Just another reason for me to resent him.

leelu said...

What Gerard said...

Just. Wow!

Anonymous said...

Very nice!
Not to burst your bubble or anything, but this weekend I saw Ronnie Burrage and his band in an intimate setting, playing some outrageous hot jazz. When Ronnie was nine years old he played with Count Basie... the guy's a phenom. The Spare is amazing for not coming from a heavily musical scene household, and the Heir is developing his chops very nicely.

SippicanCottage said...

Hi Hank- Many thanks.

Hi Julie- Thanks. The tempo thing is interesting. It's common for drummers to play along with a click track, a metronomic cue of some kind, which is erased after he's done. We have no way of doing that, so the boys just play together. They keep good time.

I was taught 5/4 timekeeping just as you learned it. The little feller just hears it. Some people have a knack for such things, I guess.

Hi anon- Thanks for reading and commenting.

Hi Rob- That's an awesome quip. They were interesting and commendable people. Paul Desmond left the recording rights to this song to the American Red Cross. Makes them 100 grand a year or so.

Thanks, Charles

Hi Ron- Yes, he is good at math. Good catch. I had lots of friends at MIT when I lived in Boston way back when. I must admit I'm always impressed to hear someone attended there. I remember Mission Impossible theme quite well. That would be lotsa fun. Jazz flute might be a problem.

Hi BJM- Thanks. I encourage the boys to keep pushing on and doing and learning new things, and that doesn't seem like such a far-fetched idea to me any longer. To record a song and sell it, they need to get performance rights from the rights holder. Someone's estate (probably)has already claimed this performance for themselves, and will likely monetize it on YouTube. But if the boys keep on like this, I think they will eventually make legal mp3s and sell them.

Hi Sam- Many thanks.

Hi Leslie- Many thanks.

Gerard! Play guitar, get girls.

Hi Leelu- Many thanks.

Hi anon- My son is not a prodigy. He's something, though.

Philip said...


TmjUtah said...

I thought the guitar was a little... restrained right at the beginning.

Well, I was wrong. The beginning was just the warmup for a sweet, sweet musical/visual pitch that I will never, ever hear/see again for the first time.

Well freakin' done.

Anonymous said...

Well I was astounded but the cabinet looks distressed

Anonymous said...

Dave Grusin has a Gershwin CD collection, and one of the tracks is Fascinatin' Rhythm. Except they do it in 5/4. Your kids will love it:

Golden West said...

What a delight - thank you!

julie said...

Wow - this video is featured in the overnight thread over at Ace's tonight! Well deserved, and well done!

El Polacko said...

Hey Sipp,

Kind of off subject, but are you and yours familiar with Daryl Hall's (of Hall & Oates) 'Live from Daryl's House' website and now cable tee vee show?

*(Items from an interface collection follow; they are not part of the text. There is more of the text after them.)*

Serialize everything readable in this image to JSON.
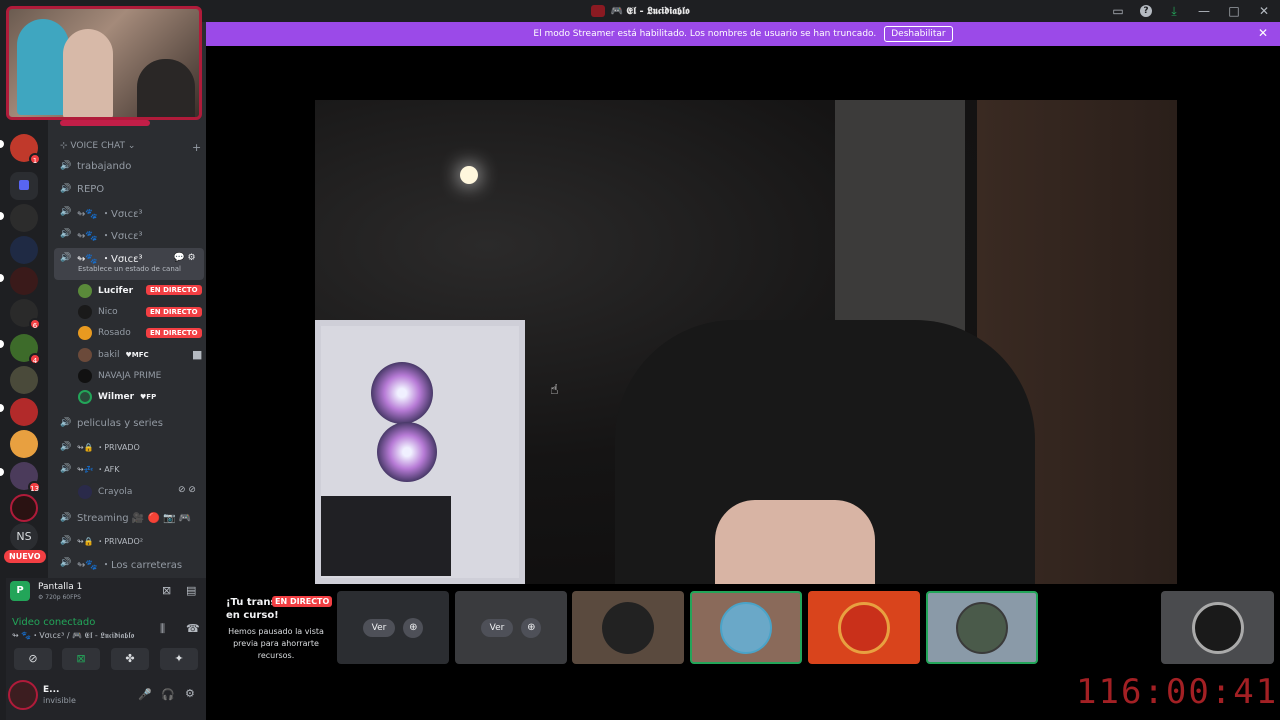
{
  "window": {
    "title": "🎮 𝕰𝖑 - 𝕷𝖚𝖈𝖎𝖉𝖎𝖆𝖇𝖑𝖔"
  },
  "banner": {
    "text": "El modo Streamer está habilitado. Los nombres de usuario se han truncado.",
    "button": "Deshabilitar"
  },
  "rail": {
    "badges": [
      "1",
      "6",
      "4",
      "13"
    ],
    "ns_label": "NS",
    "nuevo_label": "NUEVO"
  },
  "sidebar": {
    "category": "⊹ VOICE CHAT ⌄",
    "channels": [
      {
        "label": "trabajando"
      },
      {
        "label": "REPO"
      },
      {
        "label": "↬🐾 ・Vσιcε³"
      },
      {
        "label": "↬🐾 ・Vσιcε³"
      }
    ],
    "active_channel": {
      "label": "↬🐾 ・Vσιcε³",
      "status": "Establece un estado de canal"
    },
    "users": [
      {
        "name": "Lucifer",
        "tag": "",
        "live": "EN DIRECTO"
      },
      {
        "name": "Nico",
        "tag": "",
        "live": "EN DIRECTO"
      },
      {
        "name": "Rosado",
        "tag": "",
        "live": "EN DIRECTO"
      },
      {
        "name": "bakil",
        "tag": "♥MFC",
        "live": ""
      },
      {
        "name": "NAVAJA PRIME",
        "tag": "",
        "live": ""
      },
      {
        "name": "Wilmer",
        "tag": "♥FP",
        "live": ""
      }
    ],
    "channels2": [
      {
        "label": "peliculas y series"
      },
      {
        "label": "↬🔒 ・PRIVADO"
      },
      {
        "label": "↬💤 ・AFK"
      }
    ],
    "afk_user": "Crayola",
    "channels3": [
      {
        "label": "Streaming 🎥 🔴 📷 🎮"
      },
      {
        "label": "↬🔒 ・PRIVADO²"
      },
      {
        "label": "↬🐾 ・Los carreteras"
      }
    ]
  },
  "panel": {
    "screen_title": "Pantalla 1",
    "screen_sub": "⚙ 720p 60FPS",
    "voice_title": "Video conectado",
    "voice_sub": "↬ 🐾・Vσιcε³ / 🎮 𝕰𝖑 - 𝕷𝖚𝖈𝖎𝖉𝖎𝖆𝖇𝖑𝖔",
    "me_name": "E...",
    "me_status": "invisible"
  },
  "stream": {
    "live_title": "¡Tu transmisión en curso!",
    "live_badge": "EN DIRECTO",
    "paused_msg": "Hemos pausado la vista previa para ahorrarte recursos.",
    "ver_label": "Ver",
    "timer": "116:00:41"
  },
  "colors": {
    "live": "#f23f43",
    "banner": "#9b4ae8",
    "connected": "#23a559",
    "timer": "#a32024"
  }
}
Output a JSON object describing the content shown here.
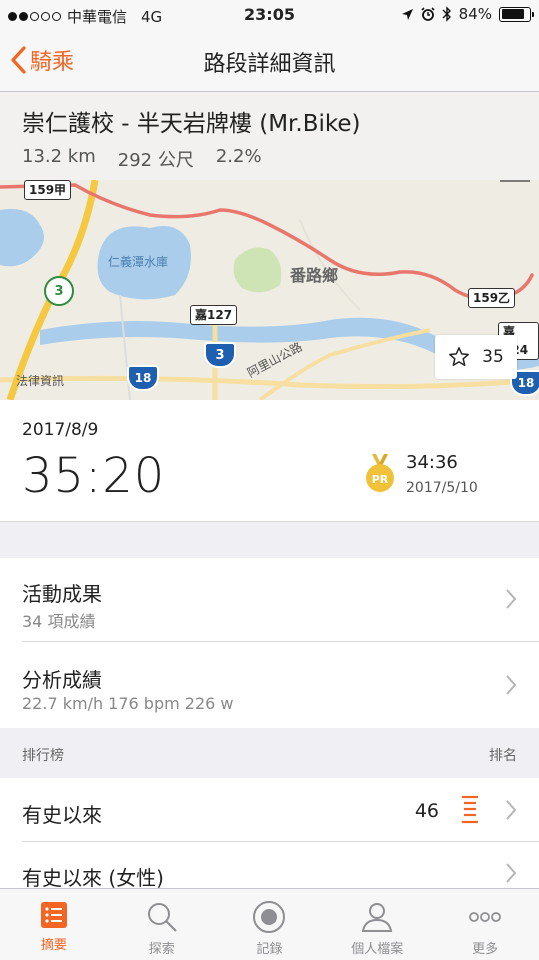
{
  "status": {
    "carrier": "中華電信",
    "network": "4G",
    "time": "23:05",
    "battery": "84%",
    "battery_level": 0.84
  },
  "nav": {
    "back_label": "騎乘",
    "title": "路段詳細資訊"
  },
  "segment": {
    "name": "崇仁護校 - 半天岩牌樓 (Mr.Bike)",
    "distance": "13.2 km",
    "elevation": "292 公尺",
    "grade": "2.2%"
  },
  "map": {
    "labels": {
      "road_159jia": "159甲",
      "road_159yi": "159乙",
      "road_jia127": "嘉127",
      "road_jia124": "嘉124",
      "reservoir": "仁義潭水庫",
      "township": "番路鄉",
      "highway": "阿里山公路",
      "law_bldg": "法律資訊",
      "shield_3a": "3",
      "shield_3b": "3",
      "shield_18a": "18",
      "shield_18b": "18"
    },
    "star_count": "35",
    "colors": {
      "route": "#e8766d",
      "water": "#a9cdea",
      "park": "#cfe4b5",
      "highway": "#f5c842"
    }
  },
  "effort": {
    "date": "2017/8/9",
    "time": "35:20",
    "pr_badge": "PR",
    "pr_time": "34:36",
    "pr_date": "2017/5/10"
  },
  "rows": {
    "achievements_title": "活動成果",
    "achievements_sub": "34 項成績",
    "analysis_title": "分析成績",
    "analysis_sub": "22.7 km/h 176 bpm 226 w"
  },
  "leaderboard": {
    "header": "排行榜",
    "rank_header": "排名",
    "all_time_label": "有史以來",
    "all_time_rank": "46",
    "all_time_women_label": "有史以來 (女性)"
  },
  "tabs": [
    {
      "label": "摘要",
      "icon": "list-icon"
    },
    {
      "label": "探索",
      "icon": "search-icon"
    },
    {
      "label": "記錄",
      "icon": "record-icon"
    },
    {
      "label": "個人檔案",
      "icon": "profile-icon"
    },
    {
      "label": "更多",
      "icon": "more-icon"
    }
  ],
  "accent_color": "#f26522"
}
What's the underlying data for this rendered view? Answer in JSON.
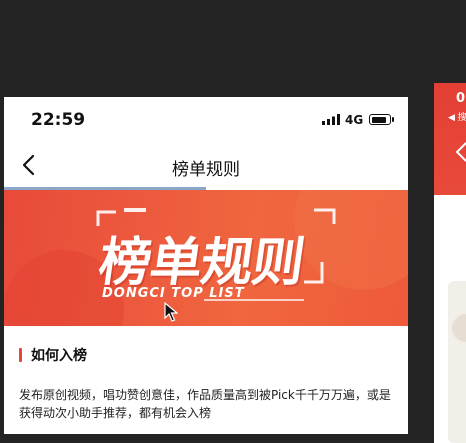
{
  "status_bar": {
    "time": "22:59",
    "network": "4G"
  },
  "nav": {
    "title": "榜单规则"
  },
  "page_load_progress": 0.5,
  "banner": {
    "title": "榜单规则",
    "subtitle": "DONGCI TOP LIST"
  },
  "section": {
    "heading": "如何入榜",
    "body": "发布原创视频，唱功赞创意佳，作品质量高到被Pick千千万万遍，或是获得动次小助手推荐，都有机会入榜"
  },
  "side_screen": {
    "time": "0",
    "back_label": "◀ 搜"
  },
  "colors": {
    "accent": "#e8453c",
    "banner": "#ec5a3d",
    "progress": "#8aa6c8"
  },
  "icons": {
    "back": "chevron-left-icon",
    "signal": "signal-icon",
    "battery": "battery-icon",
    "cursor": "mouse-cursor-icon"
  }
}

If not, it's worth checking out to see Hall and his absolutely crack band getting together with some of the best musicians out there past & present, having fun playing music and hanging out.

I haven't seen a clunker yet, and learned about some great players & I would never have other wise.

Tell the boys to keep up the good work.

Too bad they won't be able to see Brubeck live anymore.

Setecastronomy said...

All good musicians know there is a world of difference between playing notes and making music. This is a superb example of the latter.

Russell said...

Good grief, what have you done, Sipp?

These aren't just kids noodling about.

I put this on the background and there is no way a schlub like me could possibly tell the difference between your boys and a minimalist band of veteran players.

The Heir completely nails the sax part.

And the Spare? Yeah, I'm wordless.

Whatever you are doing, don't start now. It seems to be working just fine.

KCFleming said...

Wunnerful, jus' wunnerful.

shoreacres said...

I'm just speechless. Every now and again in the learning process you can actually witness one of those quantitative leaps. I think the boys just took one while my back was turned.